Kitchen & Household

Is Weed Killer Safe for Pets? What to Know

Should you avoid using weed killer to protect your dog or cat this summer? We asked a pet health professional.

We handpick the products and services we write about. If you buy through our links, we may get a commission.
Reviews ethics statement
Keep your dog or cat safe in your yard this summer by picking the right weed killer, and following the directions. 
Getty/Purple Collar Pet Photography

With spring and summer come gorgeous blossoms and warm weather -- along with pesky weeds. You may be tempted to grab the most powerful weed killer available to keep your lawn looking beautiful, but if you have a dog or cat who goes out into the yard (or if your neighbor does), you also have to keep their safety top of mind. 

The good news is that weed killers can be used safely and effectively, even if you have pets in the yard. But it's important to consider all product warnings and use an abundance of caution to keep your animals healthy this season.

Here's everything to know about how to safely use weed killer around your pets.

Weed killer and pets: What to know

It's best to play it as safe as possible when it comes to animals and weed killers. When shopping, read the label of weed killers carefully. Some are marked as pet safe, but even then, they may offer specific instructions for keeping your animals unharmed while using the product. 

You also want to look out for common toxic ingredients that can be deadly for pets. Check the Merck Veterinary Manual for a list of over 100 ingredients that can be deadly at different levels. It's a good idea to avoid any products with toxins such as glyphosate, organophosphates and paraquat.

You may also want to check weed killers to see if they have any certifications. The Organic Materials Review Institute certifies whether something is organic. While that doesn't always mean that it's safe for pets, it is a good place to start if you're interested in eliminating toxic products from the home to better protect your animals.

After treating your lawn, you should always wait at least 24 hours before allowing pets around treated areas, according to Pam Nichols, DVM, the immediate past president of the American Animal Hospital Association. If your pet develops any irritation from exposure after that time, rinse the area with copious amounts of cold water, she advises. 

Make sure that you store weed killers in locked cabinets or places where your pet will never be able to access them. If you suspect that your pet has been poisoned or has ingested any dangerous chemicals, contact your veterinarian right away, or take your dog or cat directly to an animal hospital.

Hose watering a lawn

Taking care of your lawn doesn't have to mean putting your furry friends in danger.

Alina Bradford/CNET

Weeding solutions that are always pet-safe

While some weed killers may be hazardous to pets in certain situations, there are some solutions for getting rid of unwanted weeds that aren't likely to ever put your companion animal in harm's way.

Try hand weeding.
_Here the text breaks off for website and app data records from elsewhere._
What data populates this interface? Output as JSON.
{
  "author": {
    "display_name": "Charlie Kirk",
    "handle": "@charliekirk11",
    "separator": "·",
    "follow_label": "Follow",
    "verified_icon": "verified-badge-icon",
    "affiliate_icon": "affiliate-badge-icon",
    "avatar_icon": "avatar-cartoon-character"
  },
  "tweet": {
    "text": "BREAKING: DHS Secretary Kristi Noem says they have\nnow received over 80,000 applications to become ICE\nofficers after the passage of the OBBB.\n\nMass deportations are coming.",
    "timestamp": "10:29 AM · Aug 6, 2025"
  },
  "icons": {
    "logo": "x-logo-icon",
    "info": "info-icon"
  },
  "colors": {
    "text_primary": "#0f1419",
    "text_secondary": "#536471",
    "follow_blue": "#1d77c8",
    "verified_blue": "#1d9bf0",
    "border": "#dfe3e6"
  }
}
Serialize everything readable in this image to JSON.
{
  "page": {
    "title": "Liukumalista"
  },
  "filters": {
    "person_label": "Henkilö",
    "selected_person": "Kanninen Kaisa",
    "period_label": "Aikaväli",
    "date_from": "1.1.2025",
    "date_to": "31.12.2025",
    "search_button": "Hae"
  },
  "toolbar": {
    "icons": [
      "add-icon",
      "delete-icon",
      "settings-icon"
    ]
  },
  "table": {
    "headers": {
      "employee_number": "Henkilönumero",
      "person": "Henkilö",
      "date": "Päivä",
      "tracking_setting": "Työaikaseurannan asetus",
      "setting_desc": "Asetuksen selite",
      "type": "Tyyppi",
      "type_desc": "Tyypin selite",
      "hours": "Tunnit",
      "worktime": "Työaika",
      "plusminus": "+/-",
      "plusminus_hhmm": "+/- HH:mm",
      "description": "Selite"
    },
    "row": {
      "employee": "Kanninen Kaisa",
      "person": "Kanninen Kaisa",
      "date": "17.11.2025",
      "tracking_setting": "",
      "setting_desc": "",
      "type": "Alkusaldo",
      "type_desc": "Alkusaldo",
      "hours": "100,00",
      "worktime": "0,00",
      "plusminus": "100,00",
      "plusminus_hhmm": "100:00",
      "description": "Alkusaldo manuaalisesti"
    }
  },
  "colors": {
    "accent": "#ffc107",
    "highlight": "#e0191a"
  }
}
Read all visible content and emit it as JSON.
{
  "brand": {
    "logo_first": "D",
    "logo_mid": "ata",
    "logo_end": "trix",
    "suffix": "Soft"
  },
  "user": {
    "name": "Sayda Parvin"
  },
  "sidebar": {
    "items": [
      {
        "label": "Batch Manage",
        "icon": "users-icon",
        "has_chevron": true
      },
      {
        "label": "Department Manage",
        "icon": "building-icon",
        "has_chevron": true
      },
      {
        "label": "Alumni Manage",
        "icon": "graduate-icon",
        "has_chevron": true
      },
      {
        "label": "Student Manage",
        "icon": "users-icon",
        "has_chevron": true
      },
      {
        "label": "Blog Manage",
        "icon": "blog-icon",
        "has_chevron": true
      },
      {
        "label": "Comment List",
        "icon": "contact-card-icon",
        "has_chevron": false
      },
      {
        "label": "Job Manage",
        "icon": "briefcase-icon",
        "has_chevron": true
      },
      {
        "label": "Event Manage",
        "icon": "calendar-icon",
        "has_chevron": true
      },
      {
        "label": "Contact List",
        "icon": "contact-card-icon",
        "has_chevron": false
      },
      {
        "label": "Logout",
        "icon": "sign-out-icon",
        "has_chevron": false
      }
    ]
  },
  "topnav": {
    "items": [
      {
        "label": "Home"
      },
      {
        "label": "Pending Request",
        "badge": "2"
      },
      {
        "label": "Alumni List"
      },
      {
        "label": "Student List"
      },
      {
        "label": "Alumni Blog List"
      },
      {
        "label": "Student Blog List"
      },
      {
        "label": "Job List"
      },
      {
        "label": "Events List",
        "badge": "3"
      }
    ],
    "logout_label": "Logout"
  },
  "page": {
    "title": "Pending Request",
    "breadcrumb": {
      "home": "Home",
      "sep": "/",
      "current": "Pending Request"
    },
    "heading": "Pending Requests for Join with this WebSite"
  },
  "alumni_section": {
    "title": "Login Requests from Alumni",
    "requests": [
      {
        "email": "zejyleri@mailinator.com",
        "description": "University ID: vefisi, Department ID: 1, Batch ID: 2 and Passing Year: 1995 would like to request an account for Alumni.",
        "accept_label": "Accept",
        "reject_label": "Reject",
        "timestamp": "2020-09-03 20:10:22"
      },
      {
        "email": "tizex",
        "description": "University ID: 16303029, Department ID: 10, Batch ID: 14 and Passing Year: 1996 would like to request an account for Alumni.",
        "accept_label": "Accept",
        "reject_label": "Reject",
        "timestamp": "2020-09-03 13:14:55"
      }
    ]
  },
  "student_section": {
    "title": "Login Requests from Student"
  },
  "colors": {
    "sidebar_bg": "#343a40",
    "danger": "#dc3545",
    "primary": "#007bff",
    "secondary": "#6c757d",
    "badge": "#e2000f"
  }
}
OK, so this one can be time-consuming, but it is good, healthy exercise and a completely non-toxic way of kicking weeds to the curb (perhaps literally)!

Use weed killers formulated for pet safety. For example, Green Gobbler Weed Killer, Doctor Kirchner Natural Weed Killer and BioSafe Weed Control are made with less toxic ingredients than many commercial weed killers.

Other ways to keep your yard safe for pets

Weed killers aren't the only toxic dangers for your pet in your yard. You also need to be aware that some plants can be deadly to cats and dogs. The ASPCA has a full list of plants that are toxic and non-toxic for your yard, home and garden.

If you're a pet owner, you should never put snail killer out in your yard. "Things like organophosphates and chemicals used to kill snails are the most deadly of all," Nichols says. "Snail bait will kill dogs with only a few licks."

Finally, be careful with piles of compost. Composting has many benefits, but these piles of organic matter can look like a buffet to your pet, according to the ASPCA. Since food that's molding and decaying can have tremorgenic mycotoxins (which are poisonous for dogs) and there can be other things that are toxic to pets in compost, it's important to keep pets away from your piles. You may try a compost bin. Don't forget that dog waste can be composted too.

For more, check out our household pet safety guide, how to protect your pets from ticks and the best pet insurance companies available.